#### [Problem]
Note each line in the data holding the string "this" and report it.

#### [Supplied data]

##########

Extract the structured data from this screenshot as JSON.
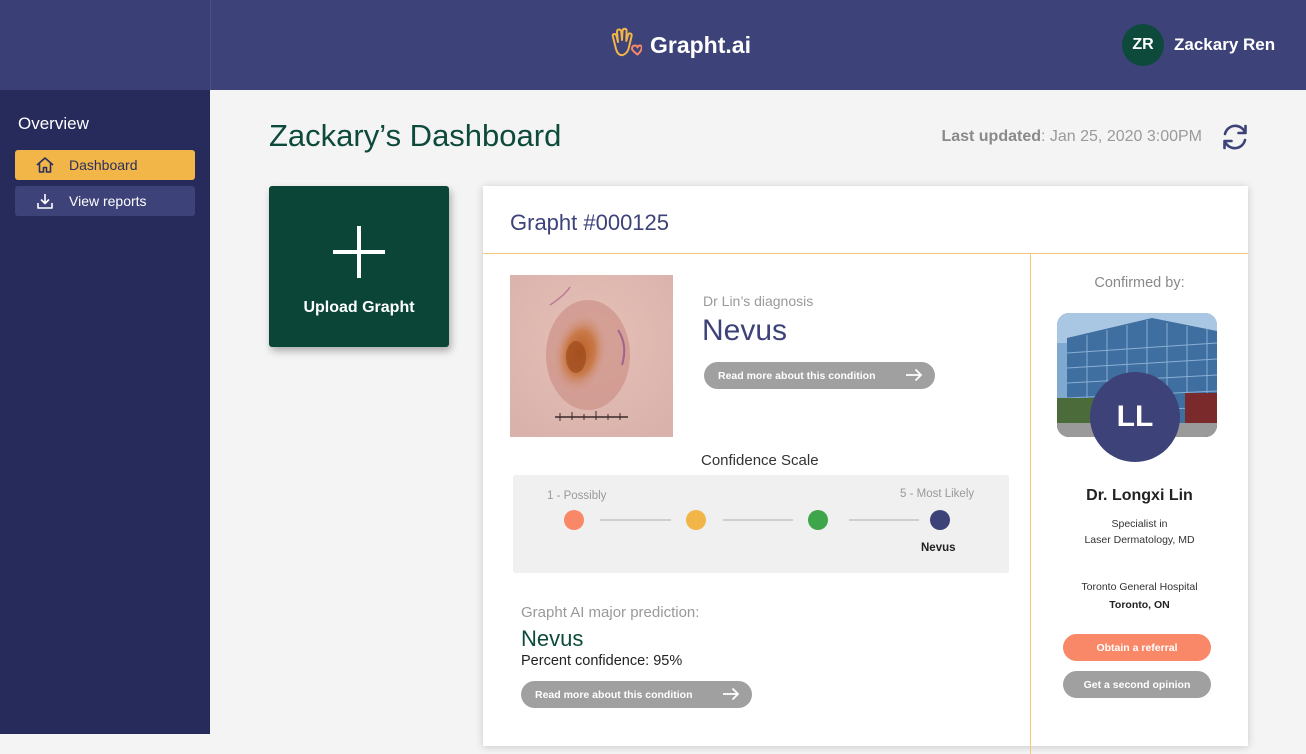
{
  "header": {
    "brand": "Grapht.ai",
    "user_initials": "ZR",
    "user_name": "Zackary Ren"
  },
  "sidebar": {
    "title": "Overview",
    "items": [
      {
        "label": "Dashboard",
        "icon": "home-icon",
        "active": true
      },
      {
        "label": "View reports",
        "icon": "download-icon",
        "active": false
      }
    ]
  },
  "main": {
    "title": "Zackary’s Dashboard",
    "last_updated_label": "Last updated",
    "last_updated_value": ": Jan 25, 2020 3:00PM",
    "upload_label": "Upload Grapht"
  },
  "card": {
    "title": "Grapht #000125",
    "diagnosis_label": "Dr Lin’s diagnosis",
    "diagnosis_value": "Nevus",
    "read_more": "Read more about this condition",
    "confidence": {
      "title": "Confidence Scale",
      "min_label": "1 - Possibly",
      "max_label": "5 - Most Likely",
      "selected_label": "Nevus",
      "level_colors": [
        "#f98869",
        "#f2b648",
        "#3fa54a",
        "#3d4279"
      ]
    },
    "ai": {
      "label": "Grapht AI major prediction:",
      "value": "Nevus",
      "confidence": "Percent confidence: 95%",
      "read_more": "Read more about this condition"
    },
    "doctor": {
      "confirmed_by": "Confirmed by:",
      "initials": "LL",
      "name": "Dr. Longxi Lin",
      "specialty_line1": "Specialist in",
      "specialty_line2": "Laser Dermatology, MD",
      "hospital": "Toronto General Hospital",
      "city": "Toronto, ON",
      "referral_button": "Obtain a referral",
      "second_opinion_button": "Get a second opinion"
    }
  },
  "colors": {
    "header": "#3d4279",
    "sidebar": "#272b5b",
    "accent": "#f2b648",
    "brand_green": "#0a4537",
    "coral": "#f98869"
  }
}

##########

#### [Task output]
Extract the structured data from this screenshot as JSON.
    "read_more": "Read more about this condition",
      "read_more": "Read more about this condition"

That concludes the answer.